The papers must be completed to fulfill academic requirements. For example, they may be research papers submitted to fulfill course work, or they may be a portion or adaptation of a portion of a thesis or dissertation. The entrant must be prepared to provide the name and contact information of the professor, instructor, or reader for which the paper was done, and the title of the course. This need not accompany the paper.

The paper must be in English and must be documented in a style selected by the author. Papers must not exceed 7500 words. Bibliography and reference footnotes are not counted in the 7500 word limit. Textual or explanatory footnotes or asterisked remarks are counted in the 7500 word limit and cannot be used to circumvent that limit.

The entrant must submit four unbound copies of the paper. Each copy must have a cover sheet that states the entrant's name, address, telephone number, e-mail address, school and academic status, and title of paper. Each paper must also have a title page containing only the title that appeared on the cover page. This facilitates blind judging of the papers.

Papers which have been previously presented at academic symposia or entered in other competitions remain eligible for the Ristow Prize.

Papers must not, however, have been published, selected for publication, or in contention for publication at the time of entry into the Ristow Prize competition. Serious copyright implications make this necessary. This criterion is not circumvented by a change of title and/or wording to what is essentially the same article that has appeared in another publication. Any circumstance which renders publication of the winning paper in The Portolan impossible will void the selection of that paper as the winning entry.


Judging is performed by three persons with suitable background in the history of cartography. They are often drawn from the membership of the Washington Map Society, and they have included some of the most learned academics, archivists, and collectors of our time. The identity of the judges is not made public.

There are three broad criteria used to judge Ristow Prize entries:
      • importance of research (e.g., originality, sources used)
      • quality of research (e.g., accuracy, source reliability)
      • writing quality (e.g., clarity, organization, and command of cartographic terms)

Each judge works independently to evaluate each paper. It is not a consultative process. Their results are reported to the Ristow Prize chair, who collates them. This collation, and not the opinion of the Ristow Prize Chair, determines the recipient of the Ristow Prize and the designation(s) of Honorable Mention, if any.

Judging is done as quickly as is practical. Papers cannot be sent to the judges sooner than a month after the postmark deadline to ensure that all overseas entries have been received.

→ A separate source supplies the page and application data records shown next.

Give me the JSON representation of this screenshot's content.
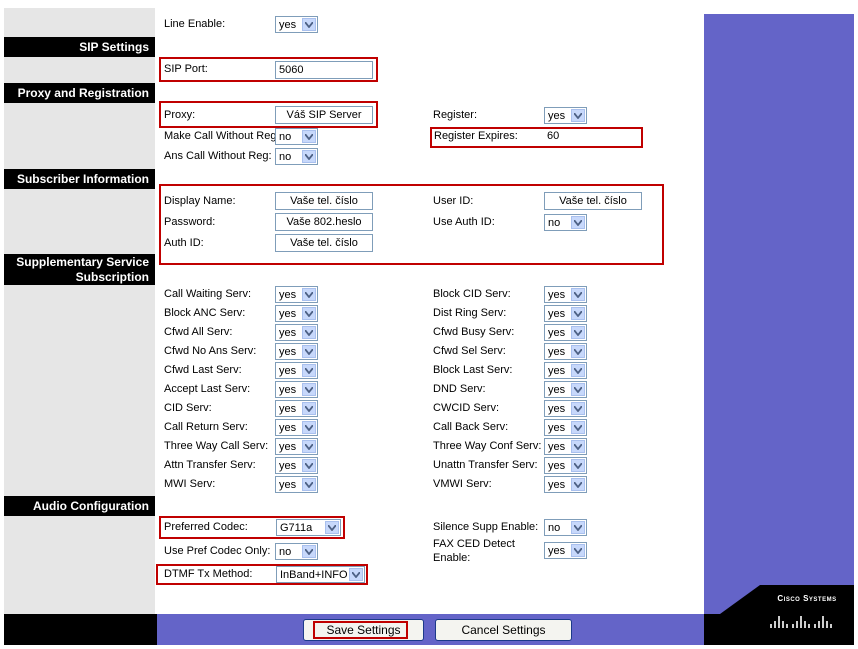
{
  "sections": {
    "sip": "SIP Settings",
    "proxy": "Proxy and Registration",
    "subscriber": "Subscriber Information",
    "supplementary_line1": "Supplementary Service",
    "supplementary_line2": "Subscription",
    "audio": "Audio Configuration"
  },
  "line_enable": {
    "label": "Line Enable:",
    "value": "yes"
  },
  "sip_port": {
    "label": "SIP Port:",
    "value": "5060"
  },
  "proxy": {
    "label": "Proxy:",
    "value": "Váš SIP Server"
  },
  "register": {
    "label": "Register:",
    "value": "yes"
  },
  "make_call_without_reg": {
    "label": "Make Call Without Reg:",
    "value": "no"
  },
  "register_expires": {
    "label": "Register Expires:",
    "value": "60"
  },
  "ans_call_without_reg": {
    "label": "Ans Call Without Reg:",
    "value": "no"
  },
  "display_name": {
    "label": "Display Name:",
    "value": "Vaše tel. číslo"
  },
  "user_id": {
    "label": "User ID:",
    "value": "Vaše tel. číslo"
  },
  "password": {
    "label": "Password:",
    "value": "Vaše 802.heslo"
  },
  "use_auth_id": {
    "label": "Use Auth ID:",
    "value": "no"
  },
  "auth_id": {
    "label": "Auth ID:",
    "value": "Vaše tel. číslo"
  },
  "services_left": [
    {
      "label": "Call Waiting Serv:",
      "value": "yes"
    },
    {
      "label": "Block ANC Serv:",
      "value": "yes"
    },
    {
      "label": "Cfwd All Serv:",
      "value": "yes"
    },
    {
      "label": "Cfwd No Ans Serv:",
      "value": "yes"
    },
    {
      "label": "Cfwd Last Serv:",
      "value": "yes"
    },
    {
      "label": "Accept Last Serv:",
      "value": "yes"
    },
    {
      "label": "CID Serv:",
      "value": "yes"
    },
    {
      "label": "Call Return Serv:",
      "value": "yes"
    },
    {
      "label": "Three Way Call Serv:",
      "value": "yes"
    },
    {
      "label": "Attn Transfer Serv:",
      "value": "yes"
    },
    {
      "label": "MWI Serv:",
      "value": "yes"
    }
  ],
  "services_right": [
    {
      "label": "Block CID Serv:",
      "value": "yes"
    },
    {
      "label": "Dist Ring Serv:",
      "value": "yes"
    },
    {
      "label": "Cfwd Busy Serv:",
      "value": "yes"
    },
    {
      "label": "Cfwd Sel Serv:",
      "value": "yes"
    },
    {
      "label": "Block Last Serv:",
      "value": "yes"
    },
    {
      "label": "DND Serv:",
      "value": "yes"
    },
    {
      "label": "CWCID Serv:",
      "value": "yes"
    },
    {
      "label": "Call Back Serv:",
      "value": "yes"
    },
    {
      "label": "Three Way Conf Serv:",
      "value": "yes"
    },
    {
      "label": "Unattn Transfer Serv:",
      "value": "yes"
    },
    {
      "label": "VMWI Serv:",
      "value": "yes"
    }
  ],
  "preferred_codec": {
    "label": "Preferred Codec:",
    "value": "G711a"
  },
  "silence_supp": {
    "label": "Silence Supp Enable:",
    "value": "no"
  },
  "use_pref_codec_only": {
    "label": "Use Pref Codec Only:",
    "value": "no"
  },
  "fax_ced_line1": "FAX CED Detect",
  "fax_ced_line2": "Enable:",
  "fax_ced_value": "yes",
  "dtmf_tx": {
    "label": "DTMF Tx Method:",
    "value": "InBand+INFO"
  },
  "buttons": {
    "save": "Save Settings",
    "cancel": "Cancel Settings"
  },
  "logo": {
    "text": "Cisco Systems"
  },
  "colors": {
    "accent": "#6464c8",
    "highlight": "#c00000",
    "header": "#000000"
  }
}
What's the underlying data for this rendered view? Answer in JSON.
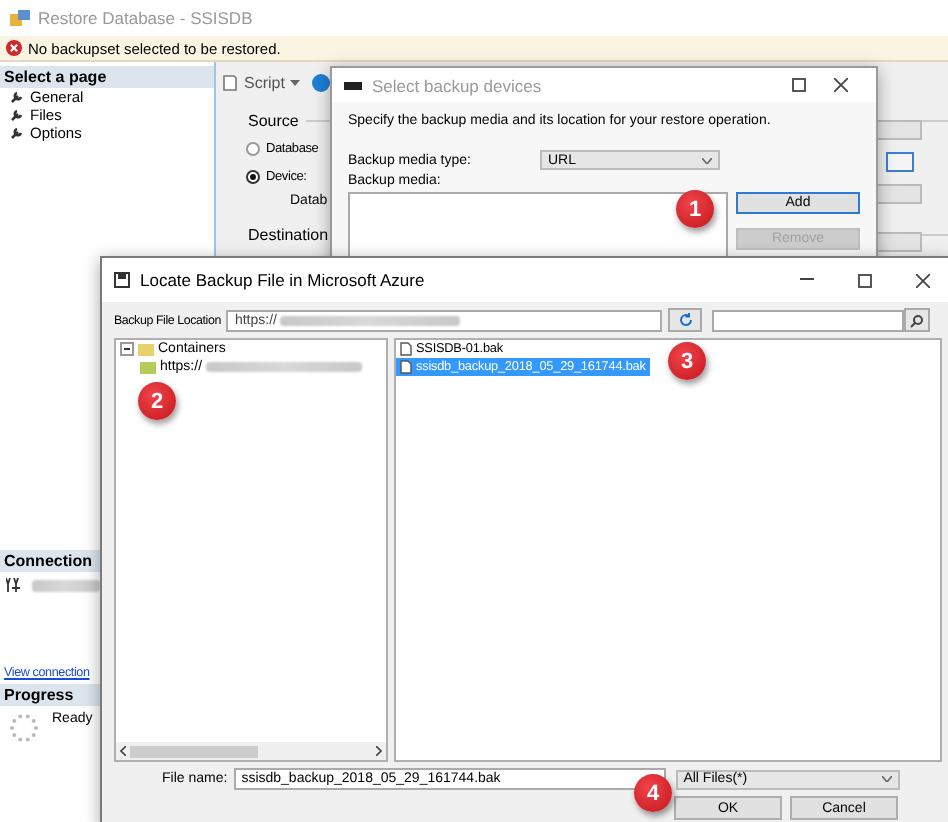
{
  "main_window": {
    "title": "Restore Database - SSISDB",
    "message": "No backupset selected to be restored.",
    "sidebar": {
      "header": "Select a page",
      "items": [
        {
          "label": "General"
        },
        {
          "label": "Files"
        },
        {
          "label": "Options"
        }
      ]
    },
    "connection": {
      "header": "Connection",
      "link": "View connection"
    },
    "progress": {
      "header": "Progress",
      "status": "Ready"
    },
    "toolbar": {
      "script": "Script"
    },
    "source": {
      "header": "Source",
      "options": [
        {
          "label": "Database",
          "selected": false
        },
        {
          "label": "Device:",
          "selected": true
        }
      ],
      "database_label": "Datab"
    },
    "destination": {
      "header": "Destination"
    }
  },
  "select_backup_dialog": {
    "title": "Select backup devices",
    "instructions": "Specify the backup media and its location for your restore operation.",
    "media_type_label": "Backup media type:",
    "media_type": "URL",
    "media_label": "Backup media:",
    "buttons": [
      {
        "label": "Add",
        "disabled": false
      },
      {
        "label": "Remove",
        "disabled": true
      }
    ]
  },
  "locate_dialog": {
    "title": "Locate Backup File in Microsoft Azure",
    "location_label": "Backup File Location",
    "location_value": "https://",
    "tree": [
      {
        "label": "Containers",
        "expanded": true,
        "children": [
          {
            "label": "https://"
          }
        ]
      }
    ],
    "files": [
      {
        "name": "SSISDB-01.bak",
        "selected": false
      },
      {
        "name": "ssisdb_backup_2018_05_29_161744.bak",
        "selected": true
      }
    ],
    "file_name_label": "File name:",
    "file_name": "ssisdb_backup_2018_05_29_161744.bak",
    "filter": "All Files(*)",
    "buttons": [
      "OK",
      "Cancel"
    ]
  },
  "callouts": [
    {
      "label": "1"
    },
    {
      "label": "2"
    },
    {
      "label": "3"
    },
    {
      "label": "4"
    }
  ]
}
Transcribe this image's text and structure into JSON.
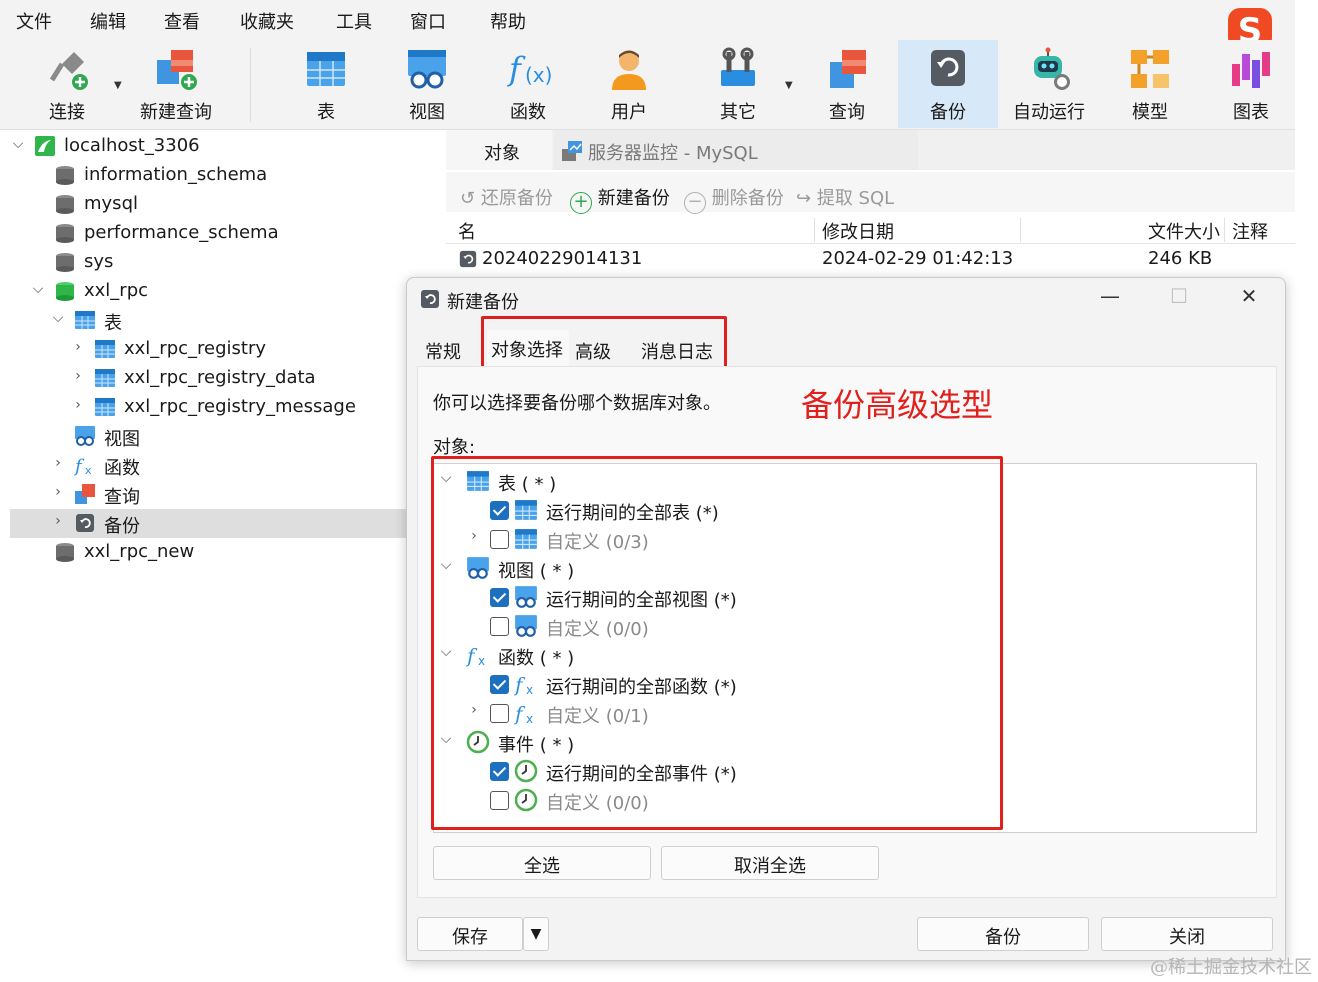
{
  "menu": [
    "文件",
    "编辑",
    "查看",
    "收藏夹",
    "工具",
    "窗口",
    "帮助"
  ],
  "brand_logo_text": "S",
  "toolbar": {
    "connect": "连接",
    "new_query": "新建查询",
    "table": "表",
    "view": "视图",
    "function": "函数",
    "user": "用户",
    "other": "其它",
    "query": "查询",
    "backup": "备份",
    "auto_run": "自动运行",
    "model": "模型",
    "chart": "图表"
  },
  "tree": {
    "connection": "localhost_3306",
    "databases": [
      "information_schema",
      "mysql",
      "performance_schema",
      "sys",
      "xxl_rpc"
    ],
    "tables_node": "表",
    "tables": [
      "xxl_rpc_registry",
      "xxl_rpc_registry_data",
      "xxl_rpc_registry_message"
    ],
    "views_node": "视图",
    "functions_node": "函数",
    "queries_node": "查询",
    "backups_node": "备份",
    "last_db": "xxl_rpc_new"
  },
  "tabs": {
    "objects": "对象",
    "monitor": "服务器监控 - MySQL"
  },
  "object_toolbar": {
    "restore": "还原备份",
    "new": "新建备份",
    "delete": "删除备份",
    "extract": "提取 SQL"
  },
  "list": {
    "headers": {
      "name": "名",
      "modified": "修改日期",
      "size": "文件大小",
      "comment": "注释"
    },
    "row": {
      "name": "20240229014131",
      "modified": "2024-02-29 01:42:13",
      "size": "246 KB"
    }
  },
  "dialog": {
    "title": "新建备份",
    "tabs": [
      "常规",
      "对象选择",
      "高级",
      "消息日志"
    ],
    "description": "你可以选择要备份哪个数据库对象。",
    "annotation": "备份高级选型",
    "objects_label": "对象:",
    "groups": {
      "table": {
        "label": "表 ( * )",
        "all": "运行期间的全部表 (*)",
        "custom": "自定义 (0/3)"
      },
      "view": {
        "label": "视图 ( * )",
        "all": "运行期间的全部视图 (*)",
        "custom": "自定义 (0/0)"
      },
      "function": {
        "label": "函数 ( * )",
        "all": "运行期间的全部函数 (*)",
        "custom": "自定义 (0/1)"
      },
      "event": {
        "label": "事件 ( * )",
        "all": "运行期间的全部事件 (*)",
        "custom": "自定义 (0/0)"
      }
    },
    "select_all": "全选",
    "deselect_all": "取消全选",
    "save": "保存",
    "backup": "备份",
    "close": "关闭"
  },
  "watermark": "@稀土掘金技术社区",
  "colors": {
    "accent_blue": "#1d6fbf",
    "annotation_red": "#e0201c",
    "active_toolbar": "#d7e9f8"
  }
}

One or more judges may be traveling or performing research of their own during the summer months. For that reason, results are seldom forthcoming until the middle of the fall semester.


Papers must be postmarked not later than 1 June of each year and mailed to Dr. Evelyn Edson, Ristow Prize Chair, 268 Springtree Lane, Scottsville VA 24590-9511, USA.


When a paper is published, The Portolan may carry a brief (half page) profile of the author, for which biographic information and a recent photo will be requested.

Publication in The Portolan places the winning paper in some of the top academic and intellectual institutions in the world. The Portolan is available at the Library of Congress, British Library, Bibliothèque nationale, and several other national libraries. It is on the shelves of libraries at Harvard, Yale, Brown, Cornell, Oxford, Trinity Dublin, and other outstanding universities. It appears at prestigious private institutions such as the Huntington Library, Newberry Library, and New York Public Library. A complete list of institutional recipients can be found elsewhere on this web site.


Questions may be directed to the chair at or the above address.